He was charged was two counts of criminal possession of a weapon, a third-degree felony. He spent the weekend in jail before his arraignment. Prosecutors proposed bail, but the judge released him on his own recognizance. The case goes before a grand jury on Thursday. If he is ultimately convicted, Mr. Hayden could spend two to seven years in prison.
The weapons in question, according to Mr. Hayden and his lawyer, Sarah Kunstler, were a souvenir small-scale baseball bat from a Yankees game, and a switchblade that Mr. Hayden said was the sort “you can buy at any 99-cent store in the country.”
In any case, Ms. Kunstler said, she is pressing for the case to be dismissed, “given Jazz’s prior history with this officer, and how this case arose.” She added that she now believed that the switchblade was no longer usable as evidence.
At a recent meeting in the Manhattan district attorney’s office, “the assistant spent five minutes fumbling with the knife,” Ms. Kunstler said, “and it became apparent that she couldn’t get it open.”
“There’s a mechanism that’s bent that prevents it from opening fluidly,” she explained.
“The screw in the knife fell out,” she said, “and we couldn’t open it anymore.

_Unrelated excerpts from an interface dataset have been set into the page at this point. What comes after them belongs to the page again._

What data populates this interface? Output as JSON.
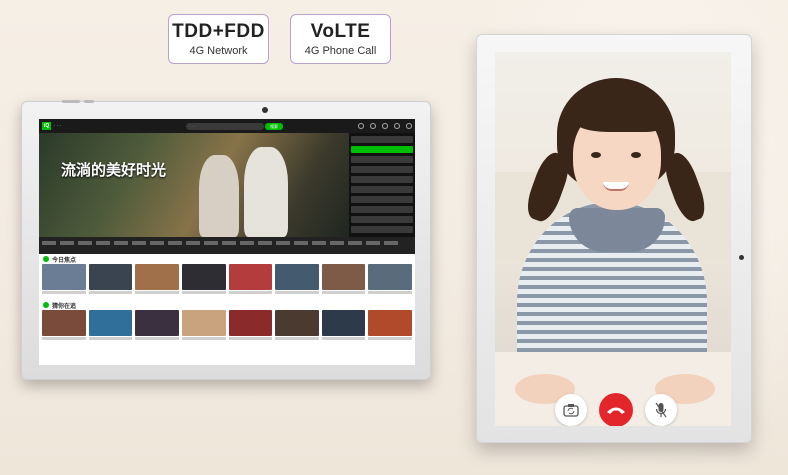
{
  "badges": [
    {
      "title": "TDD+FDD",
      "subtitle": "4G Network"
    },
    {
      "title": "VoLTE",
      "subtitle": "4G Phone Call"
    }
  ],
  "landscape_screen": {
    "search_button": "搜索",
    "hero_title": "流淌的美好时光",
    "section_today": "今日焦点",
    "section_guess": "猜你在追"
  },
  "call_controls": {
    "camera_icon": "camera-switch-icon",
    "hangup_icon": "phone-hangup-icon",
    "mute_icon": "microphone-icon",
    "hangup_color": "#e3262c"
  },
  "colors": {
    "brand_green": "#00be06",
    "badge_border": "#b7a3cf"
  }
}
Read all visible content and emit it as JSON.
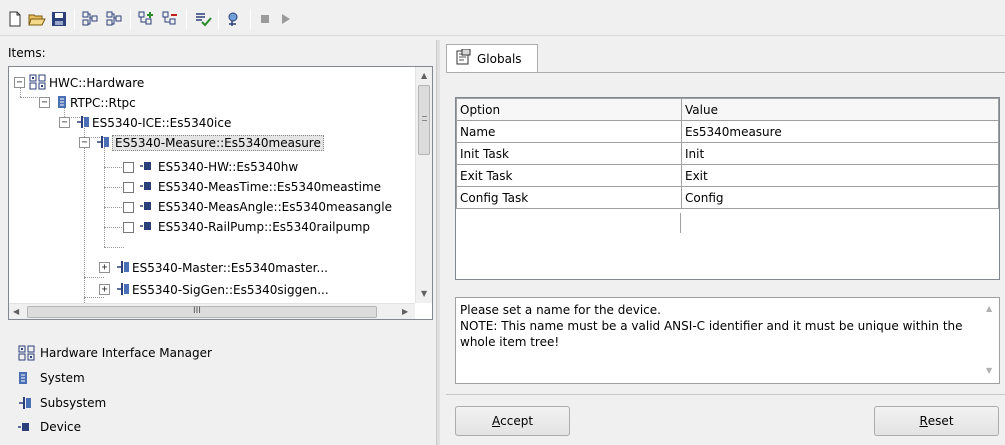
{
  "toolbar": {
    "buttons": [
      "new-icon",
      "open-icon",
      "save-icon",
      "add-item-icon",
      "remove-item-icon",
      "add-subitem-icon",
      "remove-subitem-icon",
      "check-icon",
      "search-icon",
      "stop-icon",
      "run-icon"
    ]
  },
  "left": {
    "items_label": "Items:",
    "tree": [
      {
        "label": "HWC::Hardware",
        "type": "hwm",
        "expander": "-"
      },
      {
        "label": "RTPC::Rtpc",
        "type": "system",
        "expander": "-"
      },
      {
        "label": "ES5340-ICE::Es5340ice",
        "type": "subsystem",
        "expander": "-"
      },
      {
        "label": "ES5340-Measure::Es5340measure",
        "type": "subsystem",
        "expander": "-",
        "selected": true
      },
      {
        "label": "ES5340-HW::Es5340hw",
        "type": "device"
      },
      {
        "label": "ES5340-MeasTime::Es5340meastime",
        "type": "device"
      },
      {
        "label": "ES5340-MeasAngle::Es5340measangle",
        "type": "device"
      },
      {
        "label": "ES5340-RailPump::Es5340railpump",
        "type": "device"
      },
      {
        "label": "ES5340-Master::Es5340master...",
        "type": "subsystem",
        "expander": "+"
      },
      {
        "label": "ES5340-SigGen::Es5340siggen...",
        "type": "subsystem",
        "expander": "+"
      }
    ],
    "hscroll_grip": "III",
    "legend": {
      "hwm": "Hardware Interface Manager",
      "system": "System",
      "subsystem": "Subsystem",
      "device": "Device"
    }
  },
  "right": {
    "tab_label": "Globals",
    "table": {
      "headers": [
        "Option",
        "Value"
      ],
      "rows": [
        [
          "Name",
          "Es5340measure"
        ],
        [
          "Init Task",
          "Init"
        ],
        [
          "Exit Task",
          "Exit"
        ],
        [
          "Config Task",
          "Config"
        ]
      ]
    },
    "description": "Please set a name for the device.\nNOTE: This name must be a valid ANSI-C identifier and it must be unique within the whole item tree!",
    "accept_prefix": "A",
    "accept_rest": "ccept",
    "reset_prefix": "R",
    "reset_rest": "eset"
  },
  "colors": {
    "icon_blue": "#4a6fb5",
    "icon_dark": "#2b3f7a",
    "run_gray": "#9b9b9b"
  }
}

It was broken, and it’s certainly more broken now.”
When asked about the knife, Joan Vollero, a spokeswoman for the district attorney, said, “We will decline comment.”
Mr. Hayden said he had already turned down a plea deal, in which he would have performed community service in exchange for admitting guilt to a lesser charge.
“I didn’t do anything wrong, man,” he said. “That’s what wrong with the system now.”